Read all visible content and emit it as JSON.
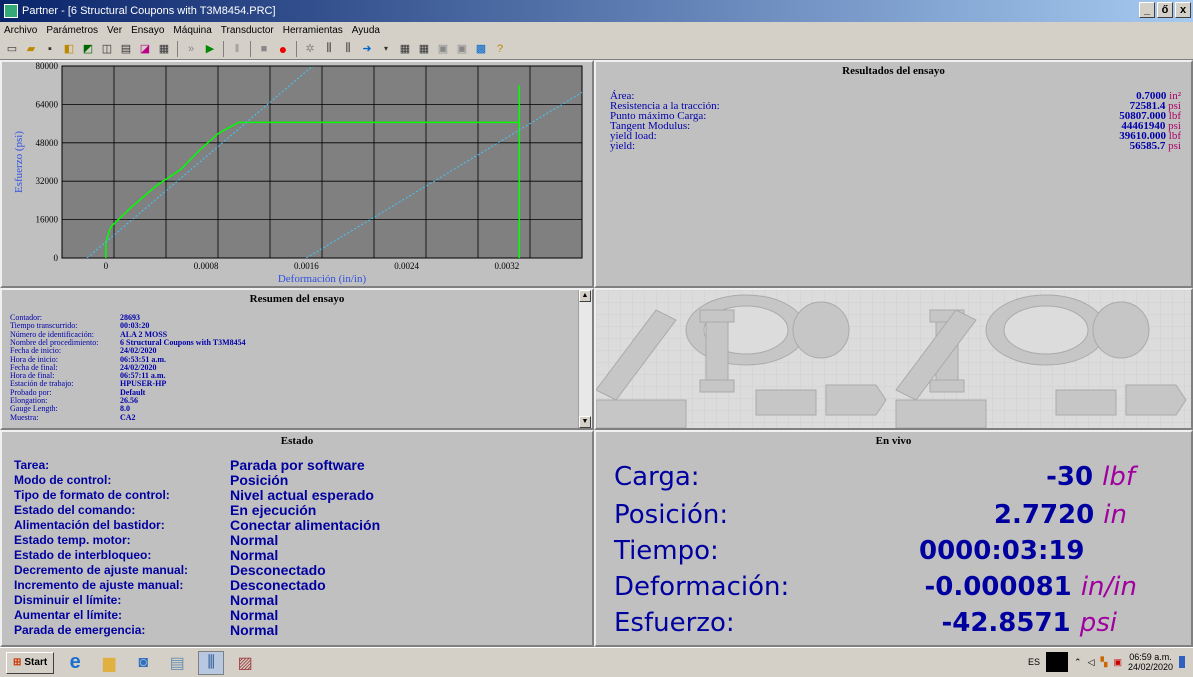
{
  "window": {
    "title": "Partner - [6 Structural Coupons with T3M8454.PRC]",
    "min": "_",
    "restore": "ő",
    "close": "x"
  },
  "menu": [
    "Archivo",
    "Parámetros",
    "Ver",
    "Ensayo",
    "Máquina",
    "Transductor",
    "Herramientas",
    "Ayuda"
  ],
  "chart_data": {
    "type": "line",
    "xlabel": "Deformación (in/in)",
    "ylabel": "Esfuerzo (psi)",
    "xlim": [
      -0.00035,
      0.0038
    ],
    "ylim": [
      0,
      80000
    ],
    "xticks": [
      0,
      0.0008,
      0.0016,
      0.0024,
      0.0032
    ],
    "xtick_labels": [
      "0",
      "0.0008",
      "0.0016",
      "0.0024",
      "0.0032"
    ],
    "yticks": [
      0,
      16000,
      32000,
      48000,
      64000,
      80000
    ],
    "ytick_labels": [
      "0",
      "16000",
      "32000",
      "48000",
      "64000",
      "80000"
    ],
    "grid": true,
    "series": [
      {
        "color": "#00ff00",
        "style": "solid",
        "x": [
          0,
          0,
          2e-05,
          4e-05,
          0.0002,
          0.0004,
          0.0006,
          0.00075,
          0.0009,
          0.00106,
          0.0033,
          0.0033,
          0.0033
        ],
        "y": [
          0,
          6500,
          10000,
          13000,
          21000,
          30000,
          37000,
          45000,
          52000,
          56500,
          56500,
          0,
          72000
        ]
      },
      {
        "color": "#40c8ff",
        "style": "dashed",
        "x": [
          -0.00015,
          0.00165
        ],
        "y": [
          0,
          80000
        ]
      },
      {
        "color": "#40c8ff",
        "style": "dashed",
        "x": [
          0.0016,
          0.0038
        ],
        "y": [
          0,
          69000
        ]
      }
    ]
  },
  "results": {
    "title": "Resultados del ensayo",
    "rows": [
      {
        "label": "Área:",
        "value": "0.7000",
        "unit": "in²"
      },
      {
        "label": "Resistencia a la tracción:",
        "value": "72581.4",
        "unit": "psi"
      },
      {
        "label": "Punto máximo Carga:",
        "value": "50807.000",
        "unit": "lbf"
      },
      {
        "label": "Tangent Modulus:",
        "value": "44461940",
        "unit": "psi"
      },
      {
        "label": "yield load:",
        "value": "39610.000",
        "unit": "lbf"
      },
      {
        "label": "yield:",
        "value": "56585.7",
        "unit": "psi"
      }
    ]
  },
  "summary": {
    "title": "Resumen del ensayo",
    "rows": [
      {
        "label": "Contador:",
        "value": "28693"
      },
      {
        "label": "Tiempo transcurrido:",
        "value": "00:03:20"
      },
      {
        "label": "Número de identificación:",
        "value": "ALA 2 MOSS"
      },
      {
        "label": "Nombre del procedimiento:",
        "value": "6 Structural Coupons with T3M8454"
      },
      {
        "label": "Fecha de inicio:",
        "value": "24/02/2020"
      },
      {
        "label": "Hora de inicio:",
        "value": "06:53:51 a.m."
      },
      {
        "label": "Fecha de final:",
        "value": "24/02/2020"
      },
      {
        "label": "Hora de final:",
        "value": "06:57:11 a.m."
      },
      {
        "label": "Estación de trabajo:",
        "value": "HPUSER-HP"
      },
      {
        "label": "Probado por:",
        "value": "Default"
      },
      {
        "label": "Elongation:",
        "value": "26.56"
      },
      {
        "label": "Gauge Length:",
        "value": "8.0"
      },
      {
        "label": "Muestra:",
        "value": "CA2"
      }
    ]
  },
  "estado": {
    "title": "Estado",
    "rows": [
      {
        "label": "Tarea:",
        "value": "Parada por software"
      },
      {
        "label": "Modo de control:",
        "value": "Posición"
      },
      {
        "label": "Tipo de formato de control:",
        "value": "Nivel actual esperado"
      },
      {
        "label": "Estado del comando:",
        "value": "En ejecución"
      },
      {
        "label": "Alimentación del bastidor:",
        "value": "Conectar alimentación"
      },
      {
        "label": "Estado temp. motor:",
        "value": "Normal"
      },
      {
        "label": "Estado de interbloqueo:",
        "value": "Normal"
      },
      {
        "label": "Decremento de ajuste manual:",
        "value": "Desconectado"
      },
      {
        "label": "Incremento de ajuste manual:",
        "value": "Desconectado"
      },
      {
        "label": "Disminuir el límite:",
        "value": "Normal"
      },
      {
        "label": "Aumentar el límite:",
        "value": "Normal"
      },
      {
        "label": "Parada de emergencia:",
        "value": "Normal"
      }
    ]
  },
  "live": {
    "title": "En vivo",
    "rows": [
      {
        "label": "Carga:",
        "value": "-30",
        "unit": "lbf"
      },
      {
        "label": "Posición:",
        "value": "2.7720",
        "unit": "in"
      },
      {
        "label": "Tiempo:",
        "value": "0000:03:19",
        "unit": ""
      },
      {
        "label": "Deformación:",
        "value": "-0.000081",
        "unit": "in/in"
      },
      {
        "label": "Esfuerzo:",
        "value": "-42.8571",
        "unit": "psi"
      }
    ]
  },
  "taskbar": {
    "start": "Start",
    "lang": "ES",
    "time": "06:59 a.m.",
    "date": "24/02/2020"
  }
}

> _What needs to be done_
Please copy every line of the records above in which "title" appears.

> _Completed exercise_
    "title": "Partner - [6 Structural Coupons with T3M8454.PRC]",
    "title": "Resultados del ensayo",
    "title": "Resumen del ensayo",
    "title": "Estado",
    "title": "En vivo",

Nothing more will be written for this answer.